• [EXERCISE REQUIREMENTS] Check each line of the records below for the word "frequency" and copy those where it appears.
:: LISTED ENTRIES ::
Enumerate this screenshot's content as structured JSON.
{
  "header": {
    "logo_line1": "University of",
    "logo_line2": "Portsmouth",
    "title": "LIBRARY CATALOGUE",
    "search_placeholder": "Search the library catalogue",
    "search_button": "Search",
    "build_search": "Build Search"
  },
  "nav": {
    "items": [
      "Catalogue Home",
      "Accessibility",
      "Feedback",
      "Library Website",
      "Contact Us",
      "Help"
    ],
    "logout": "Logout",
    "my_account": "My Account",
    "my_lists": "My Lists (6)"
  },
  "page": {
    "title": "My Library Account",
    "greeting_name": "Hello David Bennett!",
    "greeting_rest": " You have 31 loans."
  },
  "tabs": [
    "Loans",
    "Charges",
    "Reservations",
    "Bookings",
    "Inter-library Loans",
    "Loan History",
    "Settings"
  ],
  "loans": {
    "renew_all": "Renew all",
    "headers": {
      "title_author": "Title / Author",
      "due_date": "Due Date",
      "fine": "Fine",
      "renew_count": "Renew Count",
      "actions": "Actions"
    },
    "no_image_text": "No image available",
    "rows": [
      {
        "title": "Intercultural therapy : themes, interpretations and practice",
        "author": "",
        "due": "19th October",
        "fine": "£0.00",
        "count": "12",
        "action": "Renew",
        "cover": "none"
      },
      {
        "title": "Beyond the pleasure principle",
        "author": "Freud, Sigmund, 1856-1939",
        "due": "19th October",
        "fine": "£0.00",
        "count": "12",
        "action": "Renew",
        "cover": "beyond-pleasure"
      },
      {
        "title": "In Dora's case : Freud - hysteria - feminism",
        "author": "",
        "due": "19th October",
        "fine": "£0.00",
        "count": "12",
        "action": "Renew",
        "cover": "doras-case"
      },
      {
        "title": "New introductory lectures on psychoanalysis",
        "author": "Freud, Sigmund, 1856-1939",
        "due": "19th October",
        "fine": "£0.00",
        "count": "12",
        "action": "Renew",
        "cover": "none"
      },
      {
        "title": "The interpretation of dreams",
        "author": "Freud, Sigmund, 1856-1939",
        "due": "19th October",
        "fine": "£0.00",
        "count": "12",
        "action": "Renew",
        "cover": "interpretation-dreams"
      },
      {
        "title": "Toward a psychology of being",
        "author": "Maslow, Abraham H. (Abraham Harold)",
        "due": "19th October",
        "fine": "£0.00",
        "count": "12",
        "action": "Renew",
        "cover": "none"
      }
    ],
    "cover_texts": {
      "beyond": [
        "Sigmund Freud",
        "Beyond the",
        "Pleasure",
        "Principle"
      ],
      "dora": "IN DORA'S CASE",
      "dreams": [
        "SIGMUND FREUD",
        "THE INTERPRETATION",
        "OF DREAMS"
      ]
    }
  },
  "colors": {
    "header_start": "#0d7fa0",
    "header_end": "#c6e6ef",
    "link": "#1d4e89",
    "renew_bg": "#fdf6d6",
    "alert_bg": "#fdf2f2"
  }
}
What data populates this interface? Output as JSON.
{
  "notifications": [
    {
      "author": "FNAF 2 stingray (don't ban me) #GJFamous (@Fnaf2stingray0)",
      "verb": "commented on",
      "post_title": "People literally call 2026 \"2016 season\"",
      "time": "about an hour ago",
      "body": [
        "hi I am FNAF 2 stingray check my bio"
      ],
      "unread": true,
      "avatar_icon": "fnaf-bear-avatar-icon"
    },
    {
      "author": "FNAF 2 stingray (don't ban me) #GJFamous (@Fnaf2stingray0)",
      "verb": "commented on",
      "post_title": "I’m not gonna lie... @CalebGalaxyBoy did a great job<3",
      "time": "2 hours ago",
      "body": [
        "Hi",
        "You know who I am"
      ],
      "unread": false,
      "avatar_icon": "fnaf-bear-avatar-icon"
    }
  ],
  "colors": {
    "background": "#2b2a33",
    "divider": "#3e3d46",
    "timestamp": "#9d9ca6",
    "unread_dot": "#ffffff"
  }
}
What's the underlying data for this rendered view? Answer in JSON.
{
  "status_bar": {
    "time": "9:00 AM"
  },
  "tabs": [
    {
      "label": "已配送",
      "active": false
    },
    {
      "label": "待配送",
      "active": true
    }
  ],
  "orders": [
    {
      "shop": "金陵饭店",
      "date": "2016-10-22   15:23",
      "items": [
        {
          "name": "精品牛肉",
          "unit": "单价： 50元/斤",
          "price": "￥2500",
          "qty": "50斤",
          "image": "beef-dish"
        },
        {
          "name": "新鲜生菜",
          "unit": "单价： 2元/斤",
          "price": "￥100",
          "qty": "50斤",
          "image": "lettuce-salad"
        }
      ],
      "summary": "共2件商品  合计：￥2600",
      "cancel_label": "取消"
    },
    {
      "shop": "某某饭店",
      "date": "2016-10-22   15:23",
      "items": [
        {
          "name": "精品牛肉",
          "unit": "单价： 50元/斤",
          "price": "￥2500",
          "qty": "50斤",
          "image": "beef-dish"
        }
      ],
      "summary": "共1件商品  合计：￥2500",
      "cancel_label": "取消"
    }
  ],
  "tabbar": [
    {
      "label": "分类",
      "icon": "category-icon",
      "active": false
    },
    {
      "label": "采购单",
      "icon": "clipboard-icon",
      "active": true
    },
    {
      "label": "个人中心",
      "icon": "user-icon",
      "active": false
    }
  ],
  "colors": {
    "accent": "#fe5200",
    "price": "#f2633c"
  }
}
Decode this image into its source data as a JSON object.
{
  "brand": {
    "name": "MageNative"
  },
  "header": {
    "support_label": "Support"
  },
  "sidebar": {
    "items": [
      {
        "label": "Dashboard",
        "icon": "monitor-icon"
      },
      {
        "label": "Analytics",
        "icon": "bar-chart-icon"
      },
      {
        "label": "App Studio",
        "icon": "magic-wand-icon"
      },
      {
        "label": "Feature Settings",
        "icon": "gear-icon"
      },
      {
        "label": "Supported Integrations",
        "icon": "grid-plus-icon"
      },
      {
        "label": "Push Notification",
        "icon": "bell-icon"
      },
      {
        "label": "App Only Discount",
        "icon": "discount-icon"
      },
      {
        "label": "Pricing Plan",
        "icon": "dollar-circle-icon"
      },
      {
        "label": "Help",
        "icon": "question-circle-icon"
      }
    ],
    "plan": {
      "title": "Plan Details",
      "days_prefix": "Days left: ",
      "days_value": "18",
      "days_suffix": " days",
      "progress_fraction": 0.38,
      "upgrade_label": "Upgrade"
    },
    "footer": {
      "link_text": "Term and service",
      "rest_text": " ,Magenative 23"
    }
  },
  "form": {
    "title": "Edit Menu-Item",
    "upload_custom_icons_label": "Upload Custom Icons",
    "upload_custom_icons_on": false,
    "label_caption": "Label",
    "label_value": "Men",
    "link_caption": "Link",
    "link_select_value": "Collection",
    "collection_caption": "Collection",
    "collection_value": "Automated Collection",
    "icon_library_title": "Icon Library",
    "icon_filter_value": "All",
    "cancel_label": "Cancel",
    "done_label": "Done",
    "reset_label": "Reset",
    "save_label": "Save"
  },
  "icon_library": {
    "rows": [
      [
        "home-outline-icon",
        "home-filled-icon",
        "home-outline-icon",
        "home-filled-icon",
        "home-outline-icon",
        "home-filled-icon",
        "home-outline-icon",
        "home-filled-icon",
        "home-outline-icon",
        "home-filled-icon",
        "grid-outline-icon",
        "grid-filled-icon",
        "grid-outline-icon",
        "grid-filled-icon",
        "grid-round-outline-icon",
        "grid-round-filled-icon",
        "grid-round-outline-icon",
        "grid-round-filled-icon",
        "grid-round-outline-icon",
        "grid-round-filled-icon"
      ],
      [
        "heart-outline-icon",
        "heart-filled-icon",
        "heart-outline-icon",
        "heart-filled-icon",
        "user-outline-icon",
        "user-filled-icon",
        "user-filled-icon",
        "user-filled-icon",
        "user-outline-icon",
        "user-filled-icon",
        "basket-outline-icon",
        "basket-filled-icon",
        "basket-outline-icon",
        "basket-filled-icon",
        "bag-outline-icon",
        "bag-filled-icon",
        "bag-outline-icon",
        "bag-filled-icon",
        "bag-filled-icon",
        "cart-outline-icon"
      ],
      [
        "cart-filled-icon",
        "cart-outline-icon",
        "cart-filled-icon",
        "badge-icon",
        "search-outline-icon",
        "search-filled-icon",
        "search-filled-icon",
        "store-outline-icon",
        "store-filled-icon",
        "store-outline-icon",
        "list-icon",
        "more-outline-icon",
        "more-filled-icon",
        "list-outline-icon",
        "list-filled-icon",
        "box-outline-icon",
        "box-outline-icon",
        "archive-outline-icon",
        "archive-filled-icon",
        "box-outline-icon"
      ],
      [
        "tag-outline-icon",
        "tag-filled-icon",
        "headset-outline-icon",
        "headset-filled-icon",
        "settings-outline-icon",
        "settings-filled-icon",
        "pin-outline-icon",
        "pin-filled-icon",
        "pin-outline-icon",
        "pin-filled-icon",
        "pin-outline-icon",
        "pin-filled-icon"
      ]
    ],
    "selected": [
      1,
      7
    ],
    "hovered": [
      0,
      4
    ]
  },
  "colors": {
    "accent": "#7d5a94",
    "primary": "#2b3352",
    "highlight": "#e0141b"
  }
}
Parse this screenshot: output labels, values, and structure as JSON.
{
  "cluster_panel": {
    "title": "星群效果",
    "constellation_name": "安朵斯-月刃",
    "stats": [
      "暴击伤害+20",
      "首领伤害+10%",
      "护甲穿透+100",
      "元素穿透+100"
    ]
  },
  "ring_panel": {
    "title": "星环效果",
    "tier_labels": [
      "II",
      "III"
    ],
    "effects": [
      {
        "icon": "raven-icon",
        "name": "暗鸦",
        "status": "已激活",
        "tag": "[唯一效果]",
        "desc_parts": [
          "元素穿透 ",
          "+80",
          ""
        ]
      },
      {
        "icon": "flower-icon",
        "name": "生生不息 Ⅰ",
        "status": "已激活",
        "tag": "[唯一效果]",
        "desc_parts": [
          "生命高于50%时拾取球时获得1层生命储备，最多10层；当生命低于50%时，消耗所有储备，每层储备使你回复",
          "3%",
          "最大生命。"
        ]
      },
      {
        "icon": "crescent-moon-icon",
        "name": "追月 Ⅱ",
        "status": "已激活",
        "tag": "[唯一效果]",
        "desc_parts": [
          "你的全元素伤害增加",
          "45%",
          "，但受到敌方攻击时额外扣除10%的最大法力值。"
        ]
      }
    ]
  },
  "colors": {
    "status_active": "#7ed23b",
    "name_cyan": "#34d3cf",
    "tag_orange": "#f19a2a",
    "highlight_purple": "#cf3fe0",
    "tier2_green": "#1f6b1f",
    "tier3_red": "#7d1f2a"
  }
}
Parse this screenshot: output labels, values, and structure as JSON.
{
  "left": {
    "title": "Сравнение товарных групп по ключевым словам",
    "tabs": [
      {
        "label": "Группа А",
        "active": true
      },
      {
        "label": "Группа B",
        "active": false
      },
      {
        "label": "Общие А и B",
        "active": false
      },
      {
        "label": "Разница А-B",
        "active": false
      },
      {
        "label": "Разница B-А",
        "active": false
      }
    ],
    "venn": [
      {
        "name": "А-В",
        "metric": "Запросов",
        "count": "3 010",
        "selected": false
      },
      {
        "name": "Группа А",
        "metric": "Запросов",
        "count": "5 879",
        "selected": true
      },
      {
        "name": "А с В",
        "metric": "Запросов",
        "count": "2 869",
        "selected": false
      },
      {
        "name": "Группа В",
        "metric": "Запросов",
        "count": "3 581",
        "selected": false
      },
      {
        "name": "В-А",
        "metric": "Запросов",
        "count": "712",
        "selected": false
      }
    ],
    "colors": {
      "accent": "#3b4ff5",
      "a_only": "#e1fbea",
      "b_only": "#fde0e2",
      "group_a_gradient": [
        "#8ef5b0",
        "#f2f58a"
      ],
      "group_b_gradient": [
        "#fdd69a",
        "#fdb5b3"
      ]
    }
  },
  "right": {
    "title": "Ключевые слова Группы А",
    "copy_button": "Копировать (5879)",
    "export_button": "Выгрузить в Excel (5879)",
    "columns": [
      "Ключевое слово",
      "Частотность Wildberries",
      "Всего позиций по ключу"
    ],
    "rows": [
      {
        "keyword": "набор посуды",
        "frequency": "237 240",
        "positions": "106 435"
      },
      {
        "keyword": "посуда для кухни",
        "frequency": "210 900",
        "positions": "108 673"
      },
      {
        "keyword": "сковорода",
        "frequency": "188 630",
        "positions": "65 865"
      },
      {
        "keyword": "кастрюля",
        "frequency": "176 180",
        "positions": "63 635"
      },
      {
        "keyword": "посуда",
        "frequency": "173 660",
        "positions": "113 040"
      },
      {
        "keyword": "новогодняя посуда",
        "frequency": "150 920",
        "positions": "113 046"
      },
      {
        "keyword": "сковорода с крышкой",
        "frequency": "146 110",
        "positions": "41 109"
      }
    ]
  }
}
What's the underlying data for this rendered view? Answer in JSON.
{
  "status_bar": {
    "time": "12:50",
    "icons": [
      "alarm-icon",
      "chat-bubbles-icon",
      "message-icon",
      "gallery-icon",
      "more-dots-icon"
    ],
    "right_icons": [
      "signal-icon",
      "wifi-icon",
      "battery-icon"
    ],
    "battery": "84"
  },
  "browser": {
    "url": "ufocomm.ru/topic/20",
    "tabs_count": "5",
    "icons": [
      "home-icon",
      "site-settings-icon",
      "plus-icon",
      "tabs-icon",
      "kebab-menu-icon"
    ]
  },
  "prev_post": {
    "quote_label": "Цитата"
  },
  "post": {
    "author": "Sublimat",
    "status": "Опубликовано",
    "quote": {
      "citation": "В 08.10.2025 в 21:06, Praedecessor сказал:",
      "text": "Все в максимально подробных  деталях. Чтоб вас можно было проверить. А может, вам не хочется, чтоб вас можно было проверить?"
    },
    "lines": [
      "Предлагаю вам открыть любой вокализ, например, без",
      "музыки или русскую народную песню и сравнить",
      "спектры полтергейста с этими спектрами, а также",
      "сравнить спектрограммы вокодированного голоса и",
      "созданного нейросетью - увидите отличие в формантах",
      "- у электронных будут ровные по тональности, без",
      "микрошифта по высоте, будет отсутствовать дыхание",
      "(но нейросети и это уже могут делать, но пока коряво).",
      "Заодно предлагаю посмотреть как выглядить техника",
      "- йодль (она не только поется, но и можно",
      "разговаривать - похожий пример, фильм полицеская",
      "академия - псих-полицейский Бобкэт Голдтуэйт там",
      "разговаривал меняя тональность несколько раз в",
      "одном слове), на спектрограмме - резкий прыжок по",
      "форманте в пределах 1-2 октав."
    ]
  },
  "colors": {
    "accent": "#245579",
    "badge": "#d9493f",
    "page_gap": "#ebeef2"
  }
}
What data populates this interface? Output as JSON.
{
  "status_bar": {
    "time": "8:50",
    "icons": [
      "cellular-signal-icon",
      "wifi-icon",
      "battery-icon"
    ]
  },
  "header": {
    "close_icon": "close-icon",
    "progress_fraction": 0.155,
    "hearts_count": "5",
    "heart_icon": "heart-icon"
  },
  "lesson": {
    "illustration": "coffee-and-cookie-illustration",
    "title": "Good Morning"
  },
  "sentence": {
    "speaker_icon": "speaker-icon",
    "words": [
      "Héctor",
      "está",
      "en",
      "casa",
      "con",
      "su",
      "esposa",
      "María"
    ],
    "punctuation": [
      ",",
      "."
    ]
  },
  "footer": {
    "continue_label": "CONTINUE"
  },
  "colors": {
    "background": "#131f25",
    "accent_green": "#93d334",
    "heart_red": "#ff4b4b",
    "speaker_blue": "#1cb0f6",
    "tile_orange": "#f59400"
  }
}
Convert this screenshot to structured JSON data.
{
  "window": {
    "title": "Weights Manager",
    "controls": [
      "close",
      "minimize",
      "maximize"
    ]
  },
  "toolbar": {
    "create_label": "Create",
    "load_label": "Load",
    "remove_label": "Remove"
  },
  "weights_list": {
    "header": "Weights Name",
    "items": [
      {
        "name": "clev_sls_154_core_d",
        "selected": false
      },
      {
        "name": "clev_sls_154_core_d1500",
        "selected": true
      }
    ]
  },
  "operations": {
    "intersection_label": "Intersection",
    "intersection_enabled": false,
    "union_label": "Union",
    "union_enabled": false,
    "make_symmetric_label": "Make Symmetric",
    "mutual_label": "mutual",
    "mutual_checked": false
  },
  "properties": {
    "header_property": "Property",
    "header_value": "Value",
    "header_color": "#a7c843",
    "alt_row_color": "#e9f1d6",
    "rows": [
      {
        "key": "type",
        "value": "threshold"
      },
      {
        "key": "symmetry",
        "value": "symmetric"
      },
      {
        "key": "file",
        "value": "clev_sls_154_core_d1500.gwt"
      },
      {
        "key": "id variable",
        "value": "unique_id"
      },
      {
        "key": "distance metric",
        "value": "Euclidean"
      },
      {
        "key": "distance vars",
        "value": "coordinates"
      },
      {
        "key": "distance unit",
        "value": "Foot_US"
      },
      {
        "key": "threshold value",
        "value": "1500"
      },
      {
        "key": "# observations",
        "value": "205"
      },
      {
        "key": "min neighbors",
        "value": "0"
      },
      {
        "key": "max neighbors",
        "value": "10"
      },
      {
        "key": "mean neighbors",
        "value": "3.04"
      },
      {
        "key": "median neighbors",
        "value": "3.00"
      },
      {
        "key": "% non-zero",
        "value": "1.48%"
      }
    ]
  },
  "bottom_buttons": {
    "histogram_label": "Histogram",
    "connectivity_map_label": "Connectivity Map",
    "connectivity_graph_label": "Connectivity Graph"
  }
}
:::
• [EXERCISE RESULT]
        "frequency": "237 240",
        "frequency": "210 900",
        "frequency": "188 630",
        "frequency": "176 180",
        "frequency": "173 660",
        "frequency": "150 920",
        "frequency": "146 110",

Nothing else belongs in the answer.